We’ve looked at Japanese bandwidth use in the past and concluded that widespread FTTH deployment is not creating a dramatic jump in bandwidth growth. A recent paper out of Japan with updated data reinforces this conclusion.
Ikanos reached an agreement to acquire Centillium’s DSL chipset assets for $12M. This is a shockingly low price and it sets a new valuation floor for telecom component revenue streams that most people in the industry, including us, viewed as annuity assets worth much more. It should also force investors to question whether company cash flows are being invested in new products that will generate superior returns.

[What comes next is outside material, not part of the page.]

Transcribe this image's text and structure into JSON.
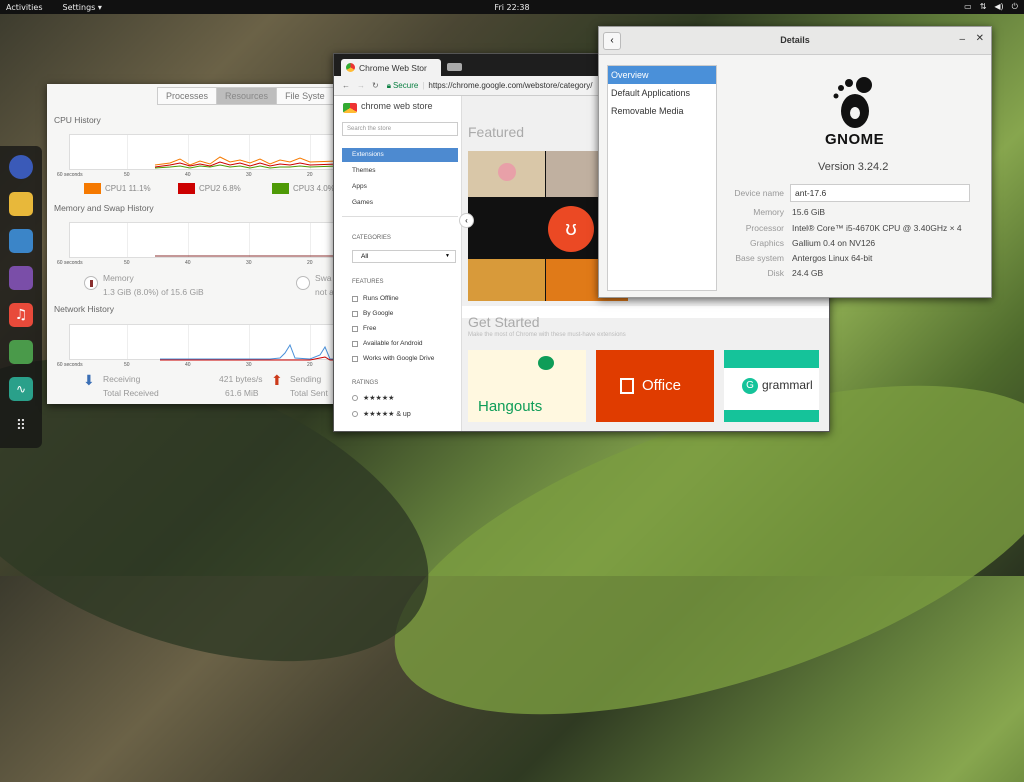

Not a single day passes where we do not hear the mantra of a “Bandwidth Explosion” used to justify aggressive financial forecasts for equipment and component companies, carrier backbone demand models, even regulation or deregulation of the Internet.
Lacking in these sweeping statements is a reference to a crisp and concise quantitative explanation of traffic growth. This lack of hard data supporting this bandwidth explosion has weighed heavily on us, particularly because we have seen the damage that nebulous predictions of traffic growth caused in 1999-2001.
Everyone remembers the claims of Internet traffic doubling (even more prescient here) every 100 days in 1999? This was pure fiction, yet the political and investment communities accepted it because it was a useful tool for justifying the irrational activity underway. History does not repeat, it rhymes, and the “Video Bandwidth Explosion” sounds very similar to what was said in the Telecom bubble.
Using data from the Japanese Ministry of Internal Affairs (MIC) one can draw conclusions about the growth in Japanese Internet traffic on a per subscriber basis. The conclusions are not what you would expect given the advanced nature of broadband in Japan, and are troubling when compared with image created by the market.
The Japanese Ministry of Internal Affairs and Communications is a great source for data on Japanese communication infrastructure and usage. A recent document provides a state-of-the-network update and lays out the goals for the next 3 years.
I haven’t been shy about my prediction that GE-PON would trump GPON deployments and so far I’ve been right. The dominance of GE-PON continues, with large deployments planned or underway throughout Asia. Verizon (VZ) is the only carrier deploying BPON/GPON in size though some activity is promised in Europe. We shall see.
Let’s take a quick look at the state of the photon.
People tout the big benefits of fiber but refuse to allow those who put capital at risk to make big profits. They seem to be afraid that someone, somewhere, might actually make some money.
A report from the Broadband Stakeholder Group summarizes ongoing worldwide fiber to the home (FTTH) projects . The report highlights the need for FTTH in the UK, something BT (BT) has steadfastly refused to do.
I cannot blame BT- asking them to deploy an expensive network and then be forced to lease it out to competitors (with no downside investment protection of course) is a ridiculous thing to expect of a profit driven entity.
This acquisition is surprising. Cortina previously focused more on the core of the network and has either built or acquired products designed to enable the next generation of WAN equipment for carrier applications. Immenstar is tightly focused on fiber to the home chipsets, a much more access oriented application. I suspect that Cortina is looking to couple it’s carrier class ethernet solutions with Immenstar’s high density OLT solution. Still, it is not a pretty fit.
The WSJ today has an exclusive look (free version of article here) at a report to be released by CableLabs that outlines the potential need for cablecos to undertake a massive infrastructure upgrade in order to stay competitive. Unfortunately, the report is not yet available to non CableLabs members,
though we would sure like to get our hands on one (HINT HINT HINT) and CableLabs has informed me it never will be.
The report, which has been reviewed by The Wall Street Journal, warns that at present growth rates cable operators’ existing technology may not be able to compete efficiently with Verizon on Internet services. “At some point, optimization of the (cable) network becomes more expensive than simply deploying” fiber directly to homes, the report warns.
Centillium Communications (NASDAQ CTLM) has a troubled past and present but the market has mispriced even the most pessimistic scenarios at this point, short of accounting fraud. With proper investor activism this value could be extracted through consolidation, liquidation, or private turnaround scenarios.
What we’ve learned
In this fifth and final installment we will examine what questions remain that prevent accurate forecasting of PON deployments in China.